National Chairman Mike Cherry, said: “The Chancellor has sent a clear message to UK boardrooms today by committing to ending the late payment crisis that destroys 50,000 businesses a year. We look forward to working with the Chancellor and his team to eliminate the scourge of late payments. Ending the late payment crisis could add £2.5bn to our economy annually and help close the productivity gap.

“VAT is the most time-consuming tax for small firms to handle. A small VAT-registered firm spends more than a working week a year complying with the tax on average.

“We welcome the fact that the VAT review launched today considers pro-business solutions to the challenge of small firms bunching before the threshold, such as phasing-in VAT obligations for small firms as they start to bring in more than £85,000.

“FSB has long called for more frequent business rates revaluations. By delivering on their promise to make these a reality, the Government could make the rates regime fairer.”

Tony Medcalf, tax partner at MHA Moore and Smalley, said: “We were told not to expect any fireworks in this autumn statement and the chancellor was true to his word.

“He made reference to quite a few issues that would be of interest to the business community, such as more money to help small firms engage with apprentices and taking action to tackle late payments, but didn’t give further details.

“On the whole, I think business owners will be relieved that there are no new major initiatives to have to try and get their head around.”

Babs Murphy from the North and Western Lancashire Chamber of Commerce said: "Businesses will be heartened by the Chancellor’s report on the UK’s fiscal health, with lower forecasts for the deficit and falling national debt, as well as his defence of the market economy and the role of the private sector in delivering prosperity .

“UK productivity is still expected to remain subdued over the next few years, and could weigh more on overall economic activity than the OBR’s GDP growth forecast currently suggests.
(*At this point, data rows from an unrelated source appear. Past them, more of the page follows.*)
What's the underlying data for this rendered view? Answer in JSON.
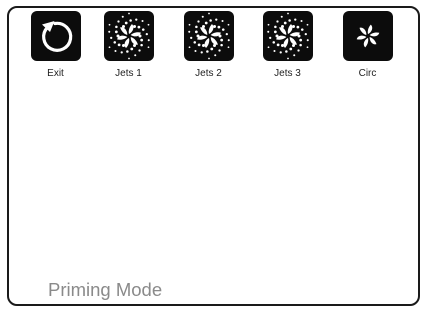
{
  "colors": {
    "tile_bg": "#0c0c0c",
    "icon_fg": "#ffffff",
    "label_text": "#222222",
    "mode_text": "#8a8a8a",
    "frame_border": "#1a1a1a"
  },
  "buttons": [
    {
      "label": "Exit",
      "icon": "back-arrow-icon"
    },
    {
      "label": "Jets 1",
      "icon": "jets-swirl-icon"
    },
    {
      "label": "Jets 2",
      "icon": "jets-swirl-icon"
    },
    {
      "label": "Jets 3",
      "icon": "jets-swirl-icon"
    },
    {
      "label": "Circ",
      "icon": "circulation-pump-icon"
    }
  ],
  "status": {
    "mode": "Priming Mode"
  }
}
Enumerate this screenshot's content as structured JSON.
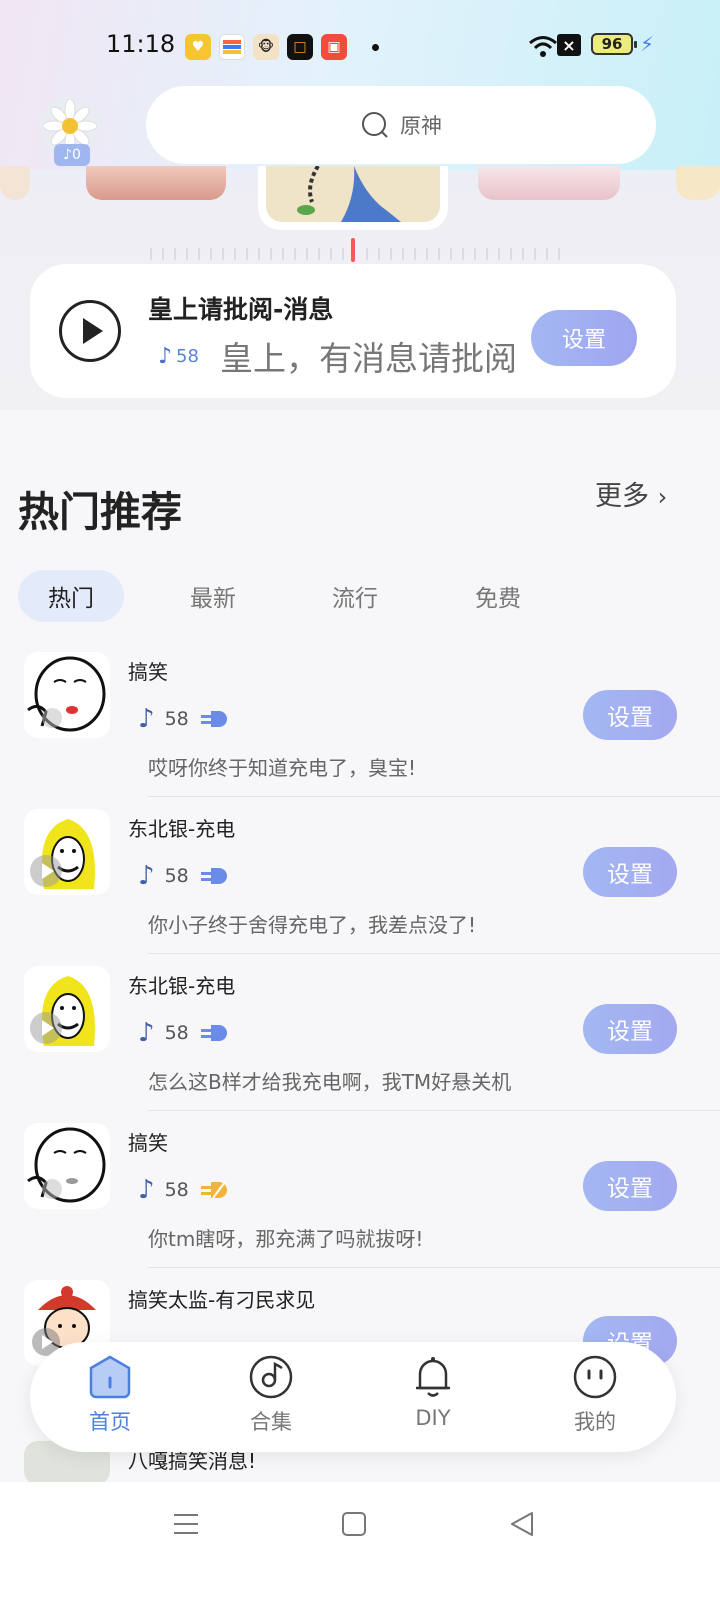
{
  "status_bar": {
    "time": "11:18",
    "battery": "96"
  },
  "avatar": {
    "badge_count": "0"
  },
  "search": {
    "placeholder": "原神"
  },
  "now_playing": {
    "title": "皇上请批阅-消息",
    "count": "58",
    "subtitle": "皇上，有消息请批阅",
    "set_label": "设置"
  },
  "section": {
    "title": "热门推荐",
    "more_label": "更多"
  },
  "tabs": [
    "热门",
    "最新",
    "流行",
    "免费"
  ],
  "list": [
    {
      "name": "搞笑",
      "count": "58",
      "desc": "哎呀你终于知道充电了，臭宝!",
      "set_label": "设置",
      "plug_color": "#6b8be8",
      "art": "meme-face"
    },
    {
      "name": "东北银-充电",
      "count": "58",
      "desc": "你小子终于舍得充电了，我差点没了!",
      "set_label": "设置",
      "plug_color": "#6b8be8",
      "art": "yellow-hair"
    },
    {
      "name": "东北银-充电",
      "count": "58",
      "desc": "怎么这B样才给我充电啊，我TM好悬关机",
      "set_label": "设置",
      "plug_color": "#6b8be8",
      "art": "yellow-hair"
    },
    {
      "name": "搞笑",
      "count": "58",
      "desc": "你tm瞎呀，那充满了吗就拔呀!",
      "set_label": "设置",
      "plug_color": "#f0b43c",
      "art": "meme-face"
    },
    {
      "name": "搞笑太监-有刁民求见",
      "count": "",
      "desc": "",
      "set_label": "设置",
      "plug_color": "#6b8be8",
      "art": "eunuch"
    },
    {
      "name": "八嘎搞笑消息!",
      "count": "",
      "desc": "",
      "set_label": "",
      "plug_color": "#6b8be8",
      "art": "cat"
    }
  ],
  "bottom_nav": [
    {
      "label": "首页",
      "icon": "home-icon",
      "active": true
    },
    {
      "label": "合集",
      "icon": "music-disc-icon",
      "active": false
    },
    {
      "label": "DIY",
      "icon": "bell-icon",
      "active": false
    },
    {
      "label": "我的",
      "icon": "smiley-icon",
      "active": false
    }
  ],
  "colors": {
    "accent": "#4b7fe0",
    "button": "#a3b7f2"
  }
}
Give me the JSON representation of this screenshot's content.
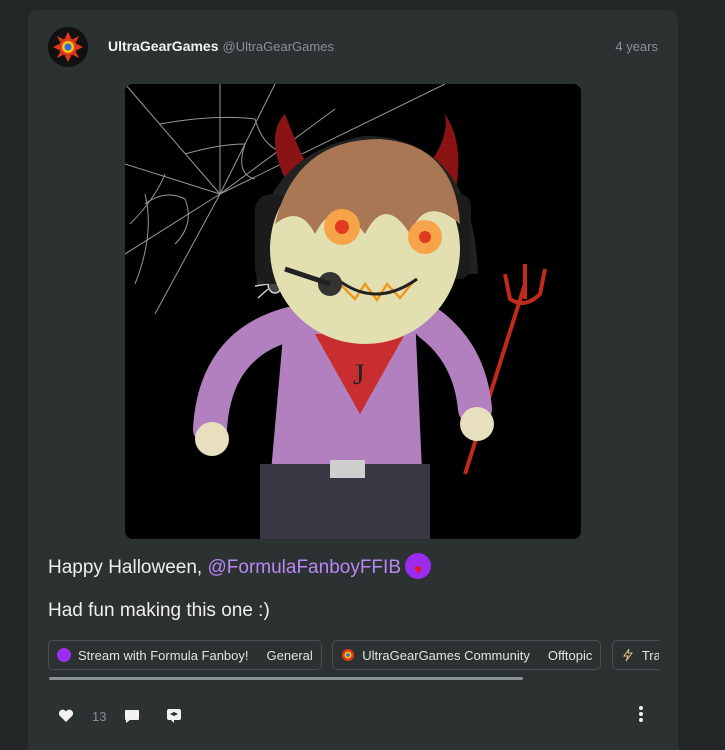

Productivity continues to be hampered by the deep-rooted problems in our economy, from the skills gap to chronic underinvestment in the UK’s infrastructure.

“The OBR is right to highlight the risk of a disorderly Brexit, as a sudden departure from the EU would be likely to trigger a marked weakening in economic conditions.

“Against this backdrop, the focus of the Autumn budget must be on delivering a fiscal consolidation plan that achieves a more sustainable balance between deficit reduction and boosting productivity and growth, including using its greater fiscal headroom to deliver urgently needed infrastructure investment.

“We are pleased that the government has listened to our calls to make revaluations more frequent. Switching to a three-year-cycle will go some way to reducing the huge changes in rates bills that clobber firms across the UK, and enable them to plan their growth strategies with greater confidence.

“However, a system that responds more frequently to changing economic conditions must also be simpler for firms to navigate. The current system already generates a huge number of appeals, and if it is not made easier for companies, more frequent valuations would simply make this backlog mushroom.”